*PROBLEM TO WORK ON*: Please reproduce the full listing exactly, with nothing added.

──────

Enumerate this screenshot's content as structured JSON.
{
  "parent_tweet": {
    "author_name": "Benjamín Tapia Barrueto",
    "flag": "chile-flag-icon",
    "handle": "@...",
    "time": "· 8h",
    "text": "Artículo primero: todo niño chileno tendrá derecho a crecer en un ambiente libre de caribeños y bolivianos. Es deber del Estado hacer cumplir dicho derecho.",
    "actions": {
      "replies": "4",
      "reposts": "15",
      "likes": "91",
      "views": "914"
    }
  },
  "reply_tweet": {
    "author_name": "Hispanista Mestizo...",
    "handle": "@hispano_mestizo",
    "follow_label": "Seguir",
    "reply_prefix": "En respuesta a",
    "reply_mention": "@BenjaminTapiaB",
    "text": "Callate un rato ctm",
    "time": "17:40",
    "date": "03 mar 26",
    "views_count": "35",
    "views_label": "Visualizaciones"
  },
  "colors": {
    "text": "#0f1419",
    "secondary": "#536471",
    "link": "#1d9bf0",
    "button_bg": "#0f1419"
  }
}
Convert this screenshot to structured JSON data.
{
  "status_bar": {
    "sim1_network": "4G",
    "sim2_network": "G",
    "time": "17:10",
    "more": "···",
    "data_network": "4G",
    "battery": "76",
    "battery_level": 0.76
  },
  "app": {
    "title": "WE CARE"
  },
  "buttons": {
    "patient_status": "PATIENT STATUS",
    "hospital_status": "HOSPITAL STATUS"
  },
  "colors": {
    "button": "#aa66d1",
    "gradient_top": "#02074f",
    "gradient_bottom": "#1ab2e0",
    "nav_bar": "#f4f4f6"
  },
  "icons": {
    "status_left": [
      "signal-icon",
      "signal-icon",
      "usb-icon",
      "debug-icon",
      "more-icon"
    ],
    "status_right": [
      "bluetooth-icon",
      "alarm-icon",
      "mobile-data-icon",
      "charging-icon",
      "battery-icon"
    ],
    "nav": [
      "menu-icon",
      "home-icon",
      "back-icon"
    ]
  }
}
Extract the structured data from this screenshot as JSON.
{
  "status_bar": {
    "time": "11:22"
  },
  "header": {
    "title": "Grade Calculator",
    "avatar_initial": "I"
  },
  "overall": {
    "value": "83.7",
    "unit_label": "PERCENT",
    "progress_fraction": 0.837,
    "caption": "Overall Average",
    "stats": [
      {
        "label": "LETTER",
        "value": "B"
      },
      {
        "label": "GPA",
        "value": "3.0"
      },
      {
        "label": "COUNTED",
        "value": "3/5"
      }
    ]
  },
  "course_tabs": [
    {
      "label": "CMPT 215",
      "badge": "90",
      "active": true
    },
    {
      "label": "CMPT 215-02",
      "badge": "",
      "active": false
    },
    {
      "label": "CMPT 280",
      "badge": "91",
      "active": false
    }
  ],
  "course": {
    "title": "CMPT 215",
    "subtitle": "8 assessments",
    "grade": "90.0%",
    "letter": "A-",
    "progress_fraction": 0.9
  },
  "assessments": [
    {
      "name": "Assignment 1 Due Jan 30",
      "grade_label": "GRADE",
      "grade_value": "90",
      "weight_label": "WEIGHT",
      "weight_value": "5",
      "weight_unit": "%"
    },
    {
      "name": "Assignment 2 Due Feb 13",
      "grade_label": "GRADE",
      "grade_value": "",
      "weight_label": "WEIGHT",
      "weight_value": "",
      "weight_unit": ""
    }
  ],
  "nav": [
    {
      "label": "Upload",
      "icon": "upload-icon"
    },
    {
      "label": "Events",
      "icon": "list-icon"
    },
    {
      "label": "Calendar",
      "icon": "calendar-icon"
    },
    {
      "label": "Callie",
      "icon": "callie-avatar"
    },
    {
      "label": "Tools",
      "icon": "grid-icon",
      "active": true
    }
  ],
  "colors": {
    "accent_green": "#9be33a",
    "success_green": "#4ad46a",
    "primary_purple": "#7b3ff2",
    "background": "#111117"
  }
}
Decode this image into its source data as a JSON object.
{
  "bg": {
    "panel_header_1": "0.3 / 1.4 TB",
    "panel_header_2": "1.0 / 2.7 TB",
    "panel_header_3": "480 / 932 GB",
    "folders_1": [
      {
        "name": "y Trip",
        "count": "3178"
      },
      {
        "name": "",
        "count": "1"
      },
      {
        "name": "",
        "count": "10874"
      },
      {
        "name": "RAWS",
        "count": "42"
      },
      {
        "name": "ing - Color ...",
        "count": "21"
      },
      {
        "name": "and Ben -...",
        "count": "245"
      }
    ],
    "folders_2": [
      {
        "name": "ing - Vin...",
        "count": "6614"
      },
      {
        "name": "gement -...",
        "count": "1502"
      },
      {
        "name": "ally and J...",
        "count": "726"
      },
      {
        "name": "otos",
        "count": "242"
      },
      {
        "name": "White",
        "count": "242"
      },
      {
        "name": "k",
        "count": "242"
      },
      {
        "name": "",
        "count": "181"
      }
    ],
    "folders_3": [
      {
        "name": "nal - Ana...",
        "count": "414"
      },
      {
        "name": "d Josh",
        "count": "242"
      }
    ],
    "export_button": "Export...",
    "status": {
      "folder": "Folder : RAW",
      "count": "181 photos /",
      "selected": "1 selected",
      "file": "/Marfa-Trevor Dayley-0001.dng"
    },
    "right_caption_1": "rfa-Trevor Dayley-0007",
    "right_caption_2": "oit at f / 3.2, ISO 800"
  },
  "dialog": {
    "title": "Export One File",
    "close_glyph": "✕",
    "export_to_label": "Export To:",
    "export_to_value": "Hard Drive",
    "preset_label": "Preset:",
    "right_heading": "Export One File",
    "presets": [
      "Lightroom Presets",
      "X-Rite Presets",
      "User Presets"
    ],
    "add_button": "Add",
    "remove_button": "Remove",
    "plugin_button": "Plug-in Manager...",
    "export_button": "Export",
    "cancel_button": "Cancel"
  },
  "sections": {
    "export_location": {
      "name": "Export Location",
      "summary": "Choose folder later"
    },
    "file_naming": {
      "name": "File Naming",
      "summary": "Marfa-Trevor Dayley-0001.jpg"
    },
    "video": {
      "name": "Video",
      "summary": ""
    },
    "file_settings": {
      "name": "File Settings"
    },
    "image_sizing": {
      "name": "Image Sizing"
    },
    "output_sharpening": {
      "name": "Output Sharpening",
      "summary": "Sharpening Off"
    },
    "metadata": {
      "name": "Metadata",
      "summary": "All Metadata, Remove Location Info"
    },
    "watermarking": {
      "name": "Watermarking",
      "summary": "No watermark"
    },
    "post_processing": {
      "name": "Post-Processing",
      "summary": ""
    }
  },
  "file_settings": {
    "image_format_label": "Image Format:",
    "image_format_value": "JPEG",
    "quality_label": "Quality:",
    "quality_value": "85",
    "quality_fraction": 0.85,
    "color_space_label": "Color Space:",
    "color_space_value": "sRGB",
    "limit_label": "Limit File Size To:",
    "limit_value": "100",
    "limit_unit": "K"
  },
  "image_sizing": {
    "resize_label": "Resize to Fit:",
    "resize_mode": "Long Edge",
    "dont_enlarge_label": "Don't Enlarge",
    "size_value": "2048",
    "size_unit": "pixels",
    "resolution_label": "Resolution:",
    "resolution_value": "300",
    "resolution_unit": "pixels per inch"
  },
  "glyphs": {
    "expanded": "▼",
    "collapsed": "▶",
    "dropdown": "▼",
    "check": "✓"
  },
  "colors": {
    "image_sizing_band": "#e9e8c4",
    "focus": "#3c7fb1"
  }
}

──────

*ANSWER SECTION*:
Enumerate this screenshot's content as structured JSON.
{
  "parent_tweet": {
    "author_name": "Benjamín Tapia Barrueto",
    "flag": "chile-flag-icon",
    "handle": "@...",
    "time": "· 8h",
    "text": "Artículo primero: todo niño chileno tendrá derecho a crecer en un ambiente libre de caribeños y bolivianos. Es deber del Estado hacer cumplir dicho derecho.",
    "actions": {
      "replies": "4",
      "reposts": "15",
      "likes": "91",
      "views": "914"
    }
  },
  "reply_tweet": {
    "author_name": "Hispanista Mestizo...",
    "handle": "@hispano_mestizo",
    "follow_label": "Seguir",
    "reply_prefix": "En respuesta a",
    "reply_mention": "@BenjaminTapiaB",
    "text": "Callate un rato ctm",
    "time": "17:40",
    "date": "03 mar 26",
    "views_count": "35",
    "views_label": "Visualizaciones"
  },
  "colors": {
    "text": "#0f1419",
    "secondary": "#536471",
    "link": "#1d9bf0",
    "button_bg": "#0f1419"
  }
}
Convert this screenshot to structured JSON data.
{
  "status_bar": {
    "sim1_network": "4G",
    "sim2_network": "G",
    "time": "17:10",
    "more": "···",
    "data_network": "4G",
    "battery": "76",
    "battery_level": 0.76
  },
  "app": {
    "title": "WE CARE"
  },
  "buttons": {
    "patient_status": "PATIENT STATUS",
    "hospital_status": "HOSPITAL STATUS"
  },
  "colors": {
    "button": "#aa66d1",
    "gradient_top": "#02074f",
    "gradient_bottom": "#1ab2e0",
    "nav_bar": "#f4f4f6"
  },
  "icons": {
    "status_left": [
      "signal-icon",
      "signal-icon",
      "usb-icon",
      "debug-icon",
      "more-icon"
    ],
    "status_right": [
      "bluetooth-icon",
      "alarm-icon",
      "mobile-data-icon",
      "charging-icon",
      "battery-icon"
    ],
    "nav": [
      "menu-icon",
      "home-icon",
      "back-icon"
    ]
  }
}
Extract the structured data from this screenshot as JSON.
{
  "status_bar": {
    "time": "11:22"
  },
  "header": {
    "title": "Grade Calculator",
    "avatar_initial": "I"
  },
  "overall": {
    "value": "83.7",
    "unit_label": "PERCENT",
    "progress_fraction": 0.837,
    "caption": "Overall Average",
    "stats": [
      {
        "label": "LETTER",
        "value": "B"
      },
      {
        "label": "GPA",
        "value": "3.0"
      },
      {
        "label": "COUNTED",
        "value": "3/5"
      }
    ]
  },
  "course_tabs": [
    {
      "label": "CMPT 215",
      "badge": "90",
      "active": true
    },
    {
      "label": "CMPT 215-02",
      "badge": "",
      "active": false
    },
    {
      "label": "CMPT 280",
      "badge": "91",
      "active": false
    }
  ],
  "course": {
    "title": "CMPT 215",
    "subtitle": "8 assessments",
    "grade": "90.0%",
    "letter": "A-",
    "progress_fraction": 0.9
  },
  "assessments": [
    {
      "name": "Assignment 1 Due Jan 30",
      "grade_label": "GRADE",
      "grade_value": "90",
      "weight_label": "WEIGHT",
      "weight_value": "5",
      "weight_unit": "%"
    },
    {
      "name": "Assignment 2 Due Feb 13",
      "grade_label": "GRADE",
      "grade_value": "",
      "weight_label": "WEIGHT",
      "weight_value": "",
      "weight_unit": ""
    }
  ],
  "nav": [
    {
      "label": "Upload",
      "icon": "upload-icon"
    },
    {
      "label": "Events",
      "icon": "list-icon"
    },
    {
      "label": "Calendar",
      "icon": "calendar-icon"
    },
    {
      "label": "Callie",
      "icon": "callie-avatar"
    },
    {
      "label": "Tools",
      "icon": "grid-icon",
      "active": true
    }
  ],
  "colors": {
    "accent_green": "#9be33a",
    "success_green": "#4ad46a",
    "primary_purple": "#7b3ff2",
    "background": "#111117"
  }
}
Decode this image into its source data as a JSON object.
{
  "bg": {
    "panel_header_1": "0.3 / 1.4 TB",
    "panel_header_2": "1.0 / 2.7 TB",
    "panel_header_3": "480 / 932 GB",
    "folders_1": [
      {
        "name": "y Trip",
        "count": "3178"
      },
      {
        "name": "",
        "count": "1"
      },
      {
        "name": "",
        "count": "10874"
      },
      {
        "name": "RAWS",
        "count": "42"
      },
      {
        "name": "ing - Color ...",
        "count": "21"
      },
      {
        "name": "and Ben -...",
        "count": "245"
      }
    ],
    "folders_2": [
      {
        "name": "ing - Vin...",
        "count": "6614"
      },
      {
        "name": "gement -...",
        "count": "1502"
      },
      {
        "name": "ally and J...",
        "count": "726"
      },
      {
        "name": "otos",
        "count": "242"
      },
      {
        "name": "White",
        "count": "242"
      },
      {
        "name": "k",
        "count": "242"
      },
      {
        "name": "",
        "count": "181"
      }
    ],
    "folders_3": [
      {
        "name": "nal - Ana...",
        "count": "414"
      },
      {
        "name": "d Josh",
        "count": "242"
      }
    ],
    "export_button": "Export...",
    "status": {
      "folder": "Folder : RAW",
      "count": "181 photos /",
      "selected": "1 selected",
      "file": "/Marfa-Trevor Dayley-0001.dng"
    },
    "right_caption_1": "rfa-Trevor Dayley-0007",
    "right_caption_2": "oit at f / 3.2, ISO 800"
  },
  "dialog": {
    "title": "Export One File",
    "close_glyph": "✕",
    "export_to_label": "Export To:",
    "export_to_value": "Hard Drive",
    "preset_label": "Preset:",
    "right_heading": "Export One File",
    "presets": [
      "Lightroom Presets",
      "X-Rite Presets",
      "User Presets"
    ],
    "add_button": "Add",
    "remove_button": "Remove",
    "plugin_button": "Plug-in Manager...",
    "export_button": "Export",
    "cancel_button": "Cancel"
  },
  "sections": {
    "export_location": {
      "name": "Export Location",
      "summary": "Choose folder later"
    },
    "file_naming": {
      "name": "File Naming",
      "summary": "Marfa-Trevor Dayley-0001.jpg"
    },
    "video": {
      "name": "Video",
      "summary": ""
    },
    "file_settings": {
      "name": "File Settings"
    },
    "image_sizing": {
      "name": "Image Sizing"
    },
    "output_sharpening": {
      "name": "Output Sharpening",
      "summary": "Sharpening Off"
    },
    "metadata": {
      "name": "Metadata",
      "summary": "All Metadata, Remove Location Info"
    },
    "watermarking": {
      "name": "Watermarking",
      "summary": "No watermark"
    },
    "post_processing": {
      "name": "Post-Processing",
      "summary": ""
    }
  },
  "file_settings": {
    "image_format_label": "Image Format:",
    "image_format_value": "JPEG",
    "quality_label": "Quality:",
    "quality_value": "85",
    "quality_fraction": 0.85,
    "color_space_label": "Color Space:",
    "color_space_value": "sRGB",
    "limit_label": "Limit File Size To:",
    "limit_value": "100",
    "limit_unit": "K"
  },
  "image_sizing": {
    "resize_label": "Resize to Fit:",
    "resize_mode": "Long Edge",
    "dont_enlarge_label": "Don't Enlarge",
    "size_value": "2048",
    "size_unit": "pixels",
    "resolution_label": "Resolution:",
    "resolution_value": "300",
    "resolution_unit": "pixels per inch"
  },
  "glyphs": {
    "expanded": "▼",
    "collapsed": "▶",
    "dropdown": "▼",
    "check": "✓"
  },
  "colors": {
    "image_sizing_band": "#e9e8c4",
    "focus": "#3c7fb1"
  }
}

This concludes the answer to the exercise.